The number of players you can actually obtain is far smaller than in the summer window and any player in form and in shape will be difficult to prise out of his club without paying over the odds.
Even if the financials can be done the player needs to be in sufficient physical condition to cope with the intense training regime at Thorp Arch if they are to stand a chance of playing first-team football before summer.
January 2020 brought just three players to Elland Road; striker Jean-Kevin Augustin, goalkeeper Elia Caprile and winger Ian Poveda.
Augustin, beset by a calf issue and then a struggle to reach the required fitness level, played 49 minutes of Championship football and is now a Nantes player, although the dispute over Leeds’ obligation to pay the guts of £20m to RB Leizig lingers.
Caprile, still only 18, was never likely to get senior match minutes but made the bench for two Championship games when Kiko Casilla was banned for racism and has filled that role again this season with Casilla injured.
Poveda, plucked from Manchester City on a free transfer with a sell-on, came with the traditional young signing fanfare – stints at Chelsea and Barcelona and England youth caps bring the terms ‘pedigree’ and ‘highly rated’ to the table.
This new boy was highly rated though, by Orta who brought him to Elland Road to replace Jack Clarke and complete Bielsa’s set of wide options.
Quite whether the Whites director of football believed his new winger, who turned 20 in February, was capable of turning Benjamin Mendy inside out in a Premier League game before 2020 was over, is debatable.
Bielsa didn’t play Poveda in the first team until June, after lockdown, and even then he was restricted to two brief cameo appearances against Cardiff and Fulham, where he showed one or two flashes of promise.
He had shown more than that in the Under 23s but the leap in standard to the second tier is enough to keep the expectations of even the giddiest of Leeds fans in check.
Poveda got his first start, with the league title already claimed, and looked bright, if a tad lightweight, against a stuttering Derby.
An assist in 28 minutes against a beleaguered, League One bound Charlton, was a nice flourish to end the season and later that night his wide-eyed wonderment and glee during the promotion party did no harm to his popularity.
Off the field he had settled into the group with greater ease and speed than any other player, said Stuart Dallas.

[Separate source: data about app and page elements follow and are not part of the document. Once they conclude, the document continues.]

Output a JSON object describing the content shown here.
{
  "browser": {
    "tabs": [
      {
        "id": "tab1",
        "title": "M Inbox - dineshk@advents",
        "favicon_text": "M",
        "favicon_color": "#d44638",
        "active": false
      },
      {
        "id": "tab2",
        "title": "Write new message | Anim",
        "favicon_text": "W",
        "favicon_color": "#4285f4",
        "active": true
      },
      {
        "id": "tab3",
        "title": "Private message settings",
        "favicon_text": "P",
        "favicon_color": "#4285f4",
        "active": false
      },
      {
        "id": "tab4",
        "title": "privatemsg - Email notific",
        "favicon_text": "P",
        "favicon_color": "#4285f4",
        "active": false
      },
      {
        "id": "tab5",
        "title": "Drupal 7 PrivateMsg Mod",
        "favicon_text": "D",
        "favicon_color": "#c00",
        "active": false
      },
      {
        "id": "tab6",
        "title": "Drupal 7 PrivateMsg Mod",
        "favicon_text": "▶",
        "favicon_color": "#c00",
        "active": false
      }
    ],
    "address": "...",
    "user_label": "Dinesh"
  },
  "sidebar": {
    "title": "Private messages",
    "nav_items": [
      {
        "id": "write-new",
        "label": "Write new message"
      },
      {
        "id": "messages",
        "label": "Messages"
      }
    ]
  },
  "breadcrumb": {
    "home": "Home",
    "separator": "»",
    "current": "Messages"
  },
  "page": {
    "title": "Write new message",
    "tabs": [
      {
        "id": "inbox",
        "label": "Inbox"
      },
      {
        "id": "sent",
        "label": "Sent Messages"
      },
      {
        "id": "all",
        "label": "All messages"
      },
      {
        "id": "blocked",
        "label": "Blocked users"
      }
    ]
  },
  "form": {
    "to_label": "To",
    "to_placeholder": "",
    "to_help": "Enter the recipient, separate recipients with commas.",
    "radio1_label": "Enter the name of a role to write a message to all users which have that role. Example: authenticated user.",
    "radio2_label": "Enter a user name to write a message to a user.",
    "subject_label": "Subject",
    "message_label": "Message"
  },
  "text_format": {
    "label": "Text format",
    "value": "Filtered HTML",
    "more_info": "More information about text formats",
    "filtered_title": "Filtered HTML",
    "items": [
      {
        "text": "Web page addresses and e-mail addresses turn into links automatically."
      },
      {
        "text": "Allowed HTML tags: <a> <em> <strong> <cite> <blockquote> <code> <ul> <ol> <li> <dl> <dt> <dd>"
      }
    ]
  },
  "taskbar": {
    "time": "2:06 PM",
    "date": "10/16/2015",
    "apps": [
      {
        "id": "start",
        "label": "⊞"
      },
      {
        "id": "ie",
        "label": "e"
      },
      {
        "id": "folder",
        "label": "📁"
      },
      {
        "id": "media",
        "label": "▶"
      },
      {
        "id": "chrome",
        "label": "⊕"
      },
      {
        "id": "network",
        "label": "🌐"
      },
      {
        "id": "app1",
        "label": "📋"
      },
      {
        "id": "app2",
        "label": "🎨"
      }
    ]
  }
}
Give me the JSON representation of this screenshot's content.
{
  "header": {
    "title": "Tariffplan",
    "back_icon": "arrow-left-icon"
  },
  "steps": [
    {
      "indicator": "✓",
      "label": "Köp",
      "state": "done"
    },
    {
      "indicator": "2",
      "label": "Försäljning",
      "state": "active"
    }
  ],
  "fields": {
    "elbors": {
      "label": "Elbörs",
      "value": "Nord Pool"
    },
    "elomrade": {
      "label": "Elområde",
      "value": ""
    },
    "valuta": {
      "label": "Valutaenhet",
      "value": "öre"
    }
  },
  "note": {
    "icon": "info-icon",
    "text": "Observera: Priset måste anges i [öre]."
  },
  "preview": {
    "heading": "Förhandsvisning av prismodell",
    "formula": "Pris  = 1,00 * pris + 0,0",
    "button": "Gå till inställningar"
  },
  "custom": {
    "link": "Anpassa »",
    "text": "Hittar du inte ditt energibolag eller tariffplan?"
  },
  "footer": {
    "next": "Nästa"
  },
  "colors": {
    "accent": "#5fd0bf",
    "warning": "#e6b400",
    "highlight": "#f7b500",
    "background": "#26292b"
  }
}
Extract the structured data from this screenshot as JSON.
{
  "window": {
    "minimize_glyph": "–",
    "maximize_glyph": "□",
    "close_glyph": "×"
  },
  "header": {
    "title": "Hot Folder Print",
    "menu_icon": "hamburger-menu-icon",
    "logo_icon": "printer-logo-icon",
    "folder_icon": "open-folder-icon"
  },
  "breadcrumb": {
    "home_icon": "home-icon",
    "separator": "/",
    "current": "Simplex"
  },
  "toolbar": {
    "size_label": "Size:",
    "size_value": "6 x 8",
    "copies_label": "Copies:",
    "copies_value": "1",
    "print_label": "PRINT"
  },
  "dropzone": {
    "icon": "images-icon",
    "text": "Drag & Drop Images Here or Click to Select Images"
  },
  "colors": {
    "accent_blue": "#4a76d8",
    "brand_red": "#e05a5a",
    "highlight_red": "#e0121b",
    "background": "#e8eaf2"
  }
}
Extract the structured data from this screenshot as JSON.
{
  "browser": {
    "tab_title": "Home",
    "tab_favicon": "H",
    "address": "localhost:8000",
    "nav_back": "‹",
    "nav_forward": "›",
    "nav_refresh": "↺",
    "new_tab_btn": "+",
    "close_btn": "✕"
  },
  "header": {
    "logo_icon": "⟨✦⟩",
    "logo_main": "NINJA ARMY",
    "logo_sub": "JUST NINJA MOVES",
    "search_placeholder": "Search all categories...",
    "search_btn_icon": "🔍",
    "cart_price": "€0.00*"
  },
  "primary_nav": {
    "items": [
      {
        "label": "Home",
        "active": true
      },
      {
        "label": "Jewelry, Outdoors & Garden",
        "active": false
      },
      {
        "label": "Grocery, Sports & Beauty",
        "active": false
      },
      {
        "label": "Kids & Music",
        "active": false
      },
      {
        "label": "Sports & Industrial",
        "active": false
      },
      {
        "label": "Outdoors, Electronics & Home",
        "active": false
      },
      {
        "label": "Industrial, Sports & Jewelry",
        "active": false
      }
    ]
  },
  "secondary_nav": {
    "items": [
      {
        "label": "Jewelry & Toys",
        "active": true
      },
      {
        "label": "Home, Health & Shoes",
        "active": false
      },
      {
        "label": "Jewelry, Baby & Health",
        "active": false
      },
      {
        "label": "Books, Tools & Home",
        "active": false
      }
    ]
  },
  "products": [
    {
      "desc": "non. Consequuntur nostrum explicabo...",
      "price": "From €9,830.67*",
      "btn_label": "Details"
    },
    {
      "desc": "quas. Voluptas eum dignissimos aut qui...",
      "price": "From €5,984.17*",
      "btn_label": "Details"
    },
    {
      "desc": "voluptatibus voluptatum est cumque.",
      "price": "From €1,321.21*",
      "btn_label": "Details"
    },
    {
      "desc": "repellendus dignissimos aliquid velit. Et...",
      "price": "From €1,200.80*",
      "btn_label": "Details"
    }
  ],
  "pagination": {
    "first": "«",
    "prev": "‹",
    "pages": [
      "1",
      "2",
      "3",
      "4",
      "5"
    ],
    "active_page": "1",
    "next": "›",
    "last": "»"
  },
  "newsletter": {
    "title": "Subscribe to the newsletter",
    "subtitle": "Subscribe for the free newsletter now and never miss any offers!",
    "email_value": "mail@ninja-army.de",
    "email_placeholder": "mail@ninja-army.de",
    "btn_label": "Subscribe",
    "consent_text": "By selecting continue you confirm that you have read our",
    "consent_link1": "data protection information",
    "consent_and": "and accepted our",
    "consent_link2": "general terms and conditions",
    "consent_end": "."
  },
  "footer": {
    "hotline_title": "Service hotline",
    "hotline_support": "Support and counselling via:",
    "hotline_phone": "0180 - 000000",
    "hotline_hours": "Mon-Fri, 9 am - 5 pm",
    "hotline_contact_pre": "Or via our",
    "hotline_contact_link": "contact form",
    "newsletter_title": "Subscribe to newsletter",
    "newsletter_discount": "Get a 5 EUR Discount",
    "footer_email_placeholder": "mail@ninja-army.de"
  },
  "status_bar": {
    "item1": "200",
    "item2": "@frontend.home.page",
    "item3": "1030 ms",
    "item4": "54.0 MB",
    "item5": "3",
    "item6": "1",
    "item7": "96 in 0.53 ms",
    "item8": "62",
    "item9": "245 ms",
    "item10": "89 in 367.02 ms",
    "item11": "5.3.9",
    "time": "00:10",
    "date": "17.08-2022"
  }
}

Although Poveda tucked himself in between Kalvin Phillips and Tyler Roberts and played a full part in the squad’s celebrations, he still went into the short break very much a fringe player, with orders to put weight on.
The Carabao Cup provided his first 20/21 first-team football and he was a livewire against Hull, although at times there was a hint of speedboat with no driver – all pace, little direction.
The same could be said of his cameo at Sheffield United but not when Manchester City came to town.
He was still direct, running at and past Mendy, but there was a care to his work and signs of very intelligent life – he hit the brakes during one dart up the wing, spun on his heel and clipped a lovely ball in behind the defence to create a crossing chance for Matesuz Klich.
He put every bit of that extra weight into a shoulder challenge with Ferran Torres that left the City man in a heap, Mike Dean harshly deeming it a foul. Pep Guardiola’s somewhat curt post-game admission that Poveda has improved under Bielsa did little justice to the youngster’s performance.
Anyone whose eyebrows went up as he rattled his former club can be forgiven – particularly when Bielsa himself admits he has been taken by surprise by the level of progress the winger has made.
“This player came to Leeds thanks to Victor Orta and when I saw him I did not think he was going to have the evolution he is having or the qualities he is showing,” said the head coach.
“He is a highly technical player, he’s a competitive player and he has physical resources which I haven’t seen before. He is a player who in sprints and distances covered has immense values.”
A good 45-minute display is not conclusive proof, but Bielsa’s words should be taken as evidence that Leeds’ happy-go-lucky scamp is a serious prospect and a suggestion that you can still get serious value in January.